- To meet personal goals: Setting and achieving personal health-related goals, such as completing a 5K race or losing a certain amount of weight, can also be a strong motivator for some people.
It’s important to remember that everyone’s motivations and behaviors are unique, and the factors that different people find motivating are highly personal. Finding a balance between external and internal motivations, as well as considering personal values and goals, can help individuals develop and maintain healthy habits that are sustainable over time.
How can you get back on track if you’ve lost your motivation?
If you’ve fallen off track with your healthy habits and behaviors, here are some tips to help you get back on track:
- Set realistic goals: Start by setting small, achievable goals, such as adding one more serving of fruits and vegetables into your diet, or going for a daily walk, rather than trying to make big changes all at once.
- Find accountability: Find a workout partner, join a support group, or work with a coach or therapist to help you stay accountable and motivated. Even just making your goal public can help you keep up the drive to achieve it.
- Track your progress: Keep track of your progress by writing down what you eat, how much you exercise, and how you feel. This can help you see the progress you’re making and keep you motivated.
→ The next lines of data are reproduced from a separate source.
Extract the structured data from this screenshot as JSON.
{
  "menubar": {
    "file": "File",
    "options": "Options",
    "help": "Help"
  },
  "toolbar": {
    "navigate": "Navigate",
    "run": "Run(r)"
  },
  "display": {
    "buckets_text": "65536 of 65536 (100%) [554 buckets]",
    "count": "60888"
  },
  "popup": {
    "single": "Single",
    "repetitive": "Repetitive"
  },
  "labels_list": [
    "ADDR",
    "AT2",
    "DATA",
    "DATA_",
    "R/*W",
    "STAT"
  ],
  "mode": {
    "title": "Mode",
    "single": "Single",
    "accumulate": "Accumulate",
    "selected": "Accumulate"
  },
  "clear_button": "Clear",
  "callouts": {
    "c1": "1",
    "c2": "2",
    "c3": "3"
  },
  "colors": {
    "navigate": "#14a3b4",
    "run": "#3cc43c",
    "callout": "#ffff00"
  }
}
- Celebrate your successes: Celebrate your successes, no matter how small, to stay motivated and positive. This can include things like trying a new healthy recipe, three days in a row of sticking to your desired behavior, or reaching a fitness goal.
- Be flexible: Don’t be too hard on yourself if you slip up. Instead, focus on getting back on track and making positive changes moving forward. Tomorrow is always another day and even if you don’t do so well today you still have a chance to do great tomorrow.
- Find what works for you: Everyone is different, so it’s important to learn what factors motivate you the most, and what habit support your motivation and health. Experiment with different healthy habits and behaviors until you find what you enjoy and what helps you stay motivated.
- Stay positive: Maintaining a positive mindset and attitude can help you stay motivated and focused on your goals. Surround yourself with positive people and focus on the benefits of a healthy lifestyle.
- Support your dopamine: Dopamine is the main neurotransmitter involved in motivation, so doing things that support your dopamine can help you to boost your motivation in the moment. Remember, getting back on track is a process, and it’s okay to slip up. The most important thing is to keep trying and to stay focused on your goals. Read more about Dopamine ,please clieck on this link :Dopamine and MTHFR
Genetics and Motivation
There are a variety of genetic factors that can influence your resting level of the neurotransmitters involved in motivation, including the MTHFR polymorphism and MAOA fast. MTHFR interferes with the activation of folate, which makes neurotransmitter production slower and less efficient. Balancing your methylation and taking appropriate supplements can help to balance neurotransmitter levels and improve motivation, mood, and energy. Working with a practitioner who is familiar with MTHFR, like Dr. Amy, or taking a course to help you understand and manager your own symptoms, like MTHFR for life, can be a positive step toward gaining motivation, reducing symtpoms, and potentially reducing risk of health consequences long-term.
MTHFR is a common genetic mutation that can contribute to anxiety, depression, fatigue, chronic pain, infertility, and more serious conditions like breast implant illness, heart attack, stroke, chronic fatigue syndrome, and some types of cancer. If you know or suspect you have an MTHFR variant, schedule a free 15-minute meet-and-greet appointment with MTHFR expert Dr. Amy today.Book Your Appointment